Simple Moving Average Crossover Strategy
The moving averages by themselves will give you a great roadmap for trading the markets. But what about moving average crossovers as a trigger for entering and closing trades. Let me take a clear stance on this one and say I'm not a fan for this strategy. First the moving average by itself is a lagging indicator, now you layer in the idea that you have to wait for a lagging indicator to cross another lagging indicator is just too much delay for me. If you look around the web one of the most popular simple moving averages to use with a crossover strategy is the 50 and 200 day. When the 50 simple moving average crosses above the 200 simple moving average it generates a golden cross. Conversely, when the 50 simple moving average crosses beneath the 200 simple moving average it creates a death cross. I only mention this so you are aware of the setup, which maybe applicable for long-term investing. Since Tradingsim focuses on day trading let me at least run through some basic crossover strategies.
Moving Average Crossovers and Day Trading
Two Simple Moving Average Crossover
Early on in my trading career and when I say early I mean the first few months, I had the bright of idea of using a moving average strategy to bring me new found wealth. I settled on the 5 and 10 period SMAs and simply bought as the 5 crossed above the 10 and sold short when the 5 crossed below the 10. I thought I was really advanced when I decided to not just use this system blindly, but to run this analysis on stocks that had the best results. As you can imagine over the long haul I began to lose money. I am getting off topic, I think I already made it clear I'm not a fan of moving average crossovers. So, let's talk through using two simple averages. The first thing to know is you want to pick two moving averages the are somehow related to each other. For example, 10 is half of 20. Or the 50 and 200 are the most popular moving averages for longer term investors. The second thing is coming to understand the trigger for trading with moving average crossovers. A buy or sell signal is triggered once the smaller moving average crosses above or below the larger moving average.
Buying on a Cross Up
In the below charting example of Apple from 4/9/2013 Apple the 10 period SMA crossed above the 20 period SMA. You will notice that the stock had a nice intraday run from $424 up to $428.50
Isn't that just a beautiful chart?

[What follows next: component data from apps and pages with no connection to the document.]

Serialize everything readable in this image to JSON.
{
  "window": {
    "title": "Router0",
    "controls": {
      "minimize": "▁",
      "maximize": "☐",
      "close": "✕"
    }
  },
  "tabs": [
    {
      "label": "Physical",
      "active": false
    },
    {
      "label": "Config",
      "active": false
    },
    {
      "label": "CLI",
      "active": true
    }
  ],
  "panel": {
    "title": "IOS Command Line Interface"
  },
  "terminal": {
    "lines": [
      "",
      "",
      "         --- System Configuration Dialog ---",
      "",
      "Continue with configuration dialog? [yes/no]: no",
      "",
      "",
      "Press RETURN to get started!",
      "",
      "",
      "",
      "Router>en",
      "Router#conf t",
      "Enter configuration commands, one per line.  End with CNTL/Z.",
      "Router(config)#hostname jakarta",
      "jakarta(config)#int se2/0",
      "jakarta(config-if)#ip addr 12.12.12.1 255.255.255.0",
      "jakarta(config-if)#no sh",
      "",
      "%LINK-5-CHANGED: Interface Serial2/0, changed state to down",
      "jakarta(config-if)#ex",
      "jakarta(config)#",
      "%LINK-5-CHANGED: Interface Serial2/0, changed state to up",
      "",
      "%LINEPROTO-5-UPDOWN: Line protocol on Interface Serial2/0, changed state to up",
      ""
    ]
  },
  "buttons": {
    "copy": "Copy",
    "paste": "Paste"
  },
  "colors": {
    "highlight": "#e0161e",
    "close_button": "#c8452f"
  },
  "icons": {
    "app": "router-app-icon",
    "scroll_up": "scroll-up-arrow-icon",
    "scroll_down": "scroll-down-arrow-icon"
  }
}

The 10 period SMA is the red line and the blue is the 20 period. In this example you would have bought once the red line closed above the blue which would have given you an entry point slightly above $424.

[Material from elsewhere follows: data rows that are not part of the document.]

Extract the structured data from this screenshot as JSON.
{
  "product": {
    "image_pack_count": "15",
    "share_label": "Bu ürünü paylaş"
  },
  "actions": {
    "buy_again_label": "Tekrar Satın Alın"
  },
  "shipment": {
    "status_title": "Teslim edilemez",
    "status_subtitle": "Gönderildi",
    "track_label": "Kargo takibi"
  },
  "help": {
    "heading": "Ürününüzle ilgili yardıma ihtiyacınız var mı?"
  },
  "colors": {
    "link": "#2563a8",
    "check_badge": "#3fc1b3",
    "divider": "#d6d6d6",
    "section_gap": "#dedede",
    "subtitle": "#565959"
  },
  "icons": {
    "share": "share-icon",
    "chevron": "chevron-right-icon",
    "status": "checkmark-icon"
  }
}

Selling a Cross Down
Let's take a look when a sell action is triggered. In this example a sell action was triggered when the stock gapped down on 4/15/2013.

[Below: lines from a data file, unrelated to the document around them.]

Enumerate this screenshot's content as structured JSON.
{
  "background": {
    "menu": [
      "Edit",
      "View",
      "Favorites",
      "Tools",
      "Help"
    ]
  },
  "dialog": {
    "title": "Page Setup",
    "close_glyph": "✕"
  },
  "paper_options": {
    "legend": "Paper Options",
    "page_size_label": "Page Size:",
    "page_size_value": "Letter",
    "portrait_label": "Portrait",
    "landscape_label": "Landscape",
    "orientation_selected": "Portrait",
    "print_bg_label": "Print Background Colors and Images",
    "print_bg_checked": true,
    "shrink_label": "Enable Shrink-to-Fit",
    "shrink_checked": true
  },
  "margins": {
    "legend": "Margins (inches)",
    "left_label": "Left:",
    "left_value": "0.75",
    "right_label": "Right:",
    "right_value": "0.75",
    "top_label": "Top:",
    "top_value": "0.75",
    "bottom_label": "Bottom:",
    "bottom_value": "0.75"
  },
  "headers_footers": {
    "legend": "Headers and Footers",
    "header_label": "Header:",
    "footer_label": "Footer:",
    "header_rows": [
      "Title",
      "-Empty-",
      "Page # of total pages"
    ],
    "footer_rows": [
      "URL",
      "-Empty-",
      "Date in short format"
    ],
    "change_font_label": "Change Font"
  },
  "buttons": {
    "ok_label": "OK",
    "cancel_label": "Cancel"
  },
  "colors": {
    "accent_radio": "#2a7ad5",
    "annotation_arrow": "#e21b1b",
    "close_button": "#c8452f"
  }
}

Now in both of these examples you will notice how the stock conveniently went in the desired direction with very little friction. Well this is the furthest thing from reality. If you look at moving average crossovers on any symbol you will notice more false and sideways signals than high return ones. This is because most of the time stocks on the surface move in a random pattern. Remember people, it is the job of the big money players to fake you out at every turn in order to separate you from your money. With the rise of hedge funds and automated trading systems, for every clean crossover play I find, I can probably show you another dozen or more that don't play out well. This again is why I do not recommend the crossover strategy as a true means for making money day trading the markets.
If you haven't already figured it out, the simple moving average is not an indicator you can use as a standalone trigger. Now, that doesn't mean that the indicator can't be a great tool for monitoring the direction of a trend or helping you determine when the market is getting tired after an impulsive move. Think if the SMA as a very basic compass. If you want detailed coordinates you will need other tools, but you at least have an idea of where you are headed.